▶ _Try it_
Your task is to copy every record exactly.
Data for analysis Start Marker
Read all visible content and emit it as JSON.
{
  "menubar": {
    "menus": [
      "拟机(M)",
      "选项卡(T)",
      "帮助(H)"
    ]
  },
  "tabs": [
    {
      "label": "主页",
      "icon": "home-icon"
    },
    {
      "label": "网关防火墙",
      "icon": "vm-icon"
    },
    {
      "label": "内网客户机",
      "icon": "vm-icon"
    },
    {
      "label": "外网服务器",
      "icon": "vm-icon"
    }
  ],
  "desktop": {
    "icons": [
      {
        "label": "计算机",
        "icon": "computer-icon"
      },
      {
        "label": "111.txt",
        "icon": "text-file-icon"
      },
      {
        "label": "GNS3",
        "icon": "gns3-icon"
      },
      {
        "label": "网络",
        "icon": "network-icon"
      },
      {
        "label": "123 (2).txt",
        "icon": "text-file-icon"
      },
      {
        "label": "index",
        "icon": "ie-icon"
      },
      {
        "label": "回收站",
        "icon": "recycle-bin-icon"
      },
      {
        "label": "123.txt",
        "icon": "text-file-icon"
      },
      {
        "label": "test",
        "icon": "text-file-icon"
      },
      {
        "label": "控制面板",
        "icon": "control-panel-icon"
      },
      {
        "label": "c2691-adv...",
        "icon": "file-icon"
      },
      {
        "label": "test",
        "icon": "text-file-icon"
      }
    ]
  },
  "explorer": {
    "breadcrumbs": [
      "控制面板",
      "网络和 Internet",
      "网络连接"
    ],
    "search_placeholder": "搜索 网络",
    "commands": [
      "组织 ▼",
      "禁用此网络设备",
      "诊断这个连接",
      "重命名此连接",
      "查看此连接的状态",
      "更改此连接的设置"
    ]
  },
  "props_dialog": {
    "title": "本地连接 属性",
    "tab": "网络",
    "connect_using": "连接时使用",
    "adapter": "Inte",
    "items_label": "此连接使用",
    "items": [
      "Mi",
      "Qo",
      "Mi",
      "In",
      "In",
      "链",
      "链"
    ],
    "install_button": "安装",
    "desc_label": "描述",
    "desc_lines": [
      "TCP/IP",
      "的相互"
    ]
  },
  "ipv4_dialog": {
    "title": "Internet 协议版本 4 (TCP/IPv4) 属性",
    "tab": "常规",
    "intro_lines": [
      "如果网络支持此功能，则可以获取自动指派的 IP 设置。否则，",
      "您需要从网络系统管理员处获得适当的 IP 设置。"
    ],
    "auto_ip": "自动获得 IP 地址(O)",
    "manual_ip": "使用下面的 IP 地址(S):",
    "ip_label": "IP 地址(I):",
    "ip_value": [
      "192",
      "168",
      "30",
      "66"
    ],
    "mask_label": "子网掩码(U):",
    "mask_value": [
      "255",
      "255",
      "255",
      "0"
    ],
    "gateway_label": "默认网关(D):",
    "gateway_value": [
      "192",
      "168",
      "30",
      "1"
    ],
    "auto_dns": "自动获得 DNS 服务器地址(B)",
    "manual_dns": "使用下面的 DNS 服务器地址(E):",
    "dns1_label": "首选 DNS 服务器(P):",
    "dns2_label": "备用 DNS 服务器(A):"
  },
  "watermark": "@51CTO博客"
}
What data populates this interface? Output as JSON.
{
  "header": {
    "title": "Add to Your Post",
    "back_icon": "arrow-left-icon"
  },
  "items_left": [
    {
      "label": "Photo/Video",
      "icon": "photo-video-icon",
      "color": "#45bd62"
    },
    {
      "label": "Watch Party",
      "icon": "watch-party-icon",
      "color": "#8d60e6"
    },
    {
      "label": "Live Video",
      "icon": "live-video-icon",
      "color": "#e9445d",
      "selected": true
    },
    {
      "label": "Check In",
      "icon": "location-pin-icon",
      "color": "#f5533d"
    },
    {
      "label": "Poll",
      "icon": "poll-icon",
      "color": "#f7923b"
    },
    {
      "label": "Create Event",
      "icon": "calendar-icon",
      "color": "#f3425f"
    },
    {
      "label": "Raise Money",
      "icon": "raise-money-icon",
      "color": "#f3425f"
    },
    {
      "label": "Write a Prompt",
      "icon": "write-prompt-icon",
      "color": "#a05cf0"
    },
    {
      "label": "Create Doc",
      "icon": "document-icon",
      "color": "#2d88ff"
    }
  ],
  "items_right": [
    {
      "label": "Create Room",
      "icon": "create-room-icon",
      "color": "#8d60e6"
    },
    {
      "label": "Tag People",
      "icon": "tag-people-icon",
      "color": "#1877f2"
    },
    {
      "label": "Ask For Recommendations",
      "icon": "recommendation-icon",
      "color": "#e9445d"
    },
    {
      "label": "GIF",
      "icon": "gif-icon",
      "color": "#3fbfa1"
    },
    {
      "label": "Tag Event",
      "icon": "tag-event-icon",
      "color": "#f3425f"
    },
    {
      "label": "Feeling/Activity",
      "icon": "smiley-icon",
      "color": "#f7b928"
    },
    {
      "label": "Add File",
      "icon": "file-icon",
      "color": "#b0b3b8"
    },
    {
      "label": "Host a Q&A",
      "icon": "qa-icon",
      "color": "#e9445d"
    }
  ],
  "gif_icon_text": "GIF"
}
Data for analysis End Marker
▶ _Output of the exercise_
Read all visible content and emit it as JSON.
{
  "menubar": {
    "menus": [
      "拟机(M)",
      "选项卡(T)",
      "帮助(H)"
    ]
  },
  "tabs": [
    {
      "label": "主页",
      "icon": "home-icon"
    },
    {
      "label": "网关防火墙",
      "icon": "vm-icon"
    },
    {
      "label": "内网客户机",
      "icon": "vm-icon"
    },
    {
      "label": "外网服务器",
      "icon": "vm-icon"
    }
  ],
  "desktop": {
    "icons": [
      {
        "label": "计算机",
        "icon": "computer-icon"
      },
      {
        "label": "111.txt",
        "icon": "text-file-icon"
      },
      {
        "label": "GNS3",
        "icon": "gns3-icon"
      },
      {
        "label": "网络",
        "icon": "network-icon"
      },
      {
        "label": "123 (2).txt",
        "icon": "text-file-icon"
      },
      {
        "label": "index",
        "icon": "ie-icon"
      },
      {
        "label": "回收站",
        "icon": "recycle-bin-icon"
      },
      {
        "label": "123.txt",
        "icon": "text-file-icon"
      },
      {
        "label": "test",
        "icon": "text-file-icon"
      },
      {
        "label": "控制面板",
        "icon": "control-panel-icon"
      },
      {
        "label": "c2691-adv...",
        "icon": "file-icon"
      },
      {
        "label": "test",
        "icon": "text-file-icon"
      }
    ]
  },
  "explorer": {
    "breadcrumbs": [
      "控制面板",
      "网络和 Internet",
      "网络连接"
    ],
    "search_placeholder": "搜索 网络",
    "commands": [
      "组织 ▼",
      "禁用此网络设备",
      "诊断这个连接",
      "重命名此连接",
      "查看此连接的状态",
      "更改此连接的设置"
    ]
  },
  "props_dialog": {
    "title": "本地连接 属性",
    "tab": "网络",
    "connect_using": "连接时使用",
    "adapter": "Inte",
    "items_label": "此连接使用",
    "items": [
      "Mi",
      "Qo",
      "Mi",
      "In",
      "In",
      "链",
      "链"
    ],
    "install_button": "安装",
    "desc_label": "描述",
    "desc_lines": [
      "TCP/IP",
      "的相互"
    ]
  },
  "ipv4_dialog": {
    "title": "Internet 协议版本 4 (TCP/IPv4) 属性",
    "tab": "常规",
    "intro_lines": [
      "如果网络支持此功能，则可以获取自动指派的 IP 设置。否则，",
      "您需要从网络系统管理员处获得适当的 IP 设置。"
    ],
    "auto_ip": "自动获得 IP 地址(O)",
    "manual_ip": "使用下面的 IP 地址(S):",
    "ip_label": "IP 地址(I):",
    "ip_value": [
      "192",
      "168",
      "30",
      "66"
    ],
    "mask_label": "子网掩码(U):",
    "mask_value": [
      "255",
      "255",
      "255",
      "0"
    ],
    "gateway_label": "默认网关(D):",
    "gateway_value": [
      "192",
      "168",
      "30",
      "1"
    ],
    "auto_dns": "自动获得 DNS 服务器地址(B)",
    "manual_dns": "使用下面的 DNS 服务器地址(E):",
    "dns1_label": "首选 DNS 服务器(P):",
    "dns2_label": "备用 DNS 服务器(A):"
  },
  "watermark": "@51CTO博客"
}
What data populates this interface? Output as JSON.
{
  "header": {
    "title": "Add to Your Post",
    "back_icon": "arrow-left-icon"
  },
  "items_left": [
    {
      "label": "Photo/Video",
      "icon": "photo-video-icon",
      "color": "#45bd62"
    },
    {
      "label": "Watch Party",
      "icon": "watch-party-icon",
      "color": "#8d60e6"
    },
    {
      "label": "Live Video",
      "icon": "live-video-icon",
      "color": "#e9445d",
      "selected": true
    },
    {
      "label": "Check In",
      "icon": "location-pin-icon",
      "color": "#f5533d"
    },
    {
      "label": "Poll",
      "icon": "poll-icon",
      "color": "#f7923b"
    },
    {
      "label": "Create Event",
      "icon": "calendar-icon",
      "color": "#f3425f"
    },
    {
      "label": "Raise Money",
      "icon": "raise-money-icon",
      "color": "#f3425f"
    },
    {
      "label": "Write a Prompt",
      "icon": "write-prompt-icon",
      "color": "#a05cf0"
    },
    {
      "label": "Create Doc",
      "icon": "document-icon",
      "color": "#2d88ff"
    }
  ],
  "items_right": [
    {
      "label": "Create Room",
      "icon": "create-room-icon",
      "color": "#8d60e6"
    },
    {
      "label": "Tag People",
      "icon": "tag-people-icon",
      "color": "#1877f2"
    },
    {
      "label": "Ask For Recommendations",
      "icon": "recommendation-icon",
      "color": "#e9445d"
    },
    {
      "label": "GIF",
      "icon": "gif-icon",
      "color": "#3fbfa1"
    },
    {
      "label": "Tag Event",
      "icon": "tag-event-icon",
      "color": "#f3425f"
    },
    {
      "label": "Feeling/Activity",
      "icon": "smiley-icon",
      "color": "#f7b928"
    },
    {
      "label": "Add File",
      "icon": "file-icon",
      "color": "#b0b3b8"
    },
    {
      "label": "Host a Q&A",
      "icon": "qa-icon",
      "color": "#e9445d"
    }
  ],
  "gif_icon_text": "GIF"
}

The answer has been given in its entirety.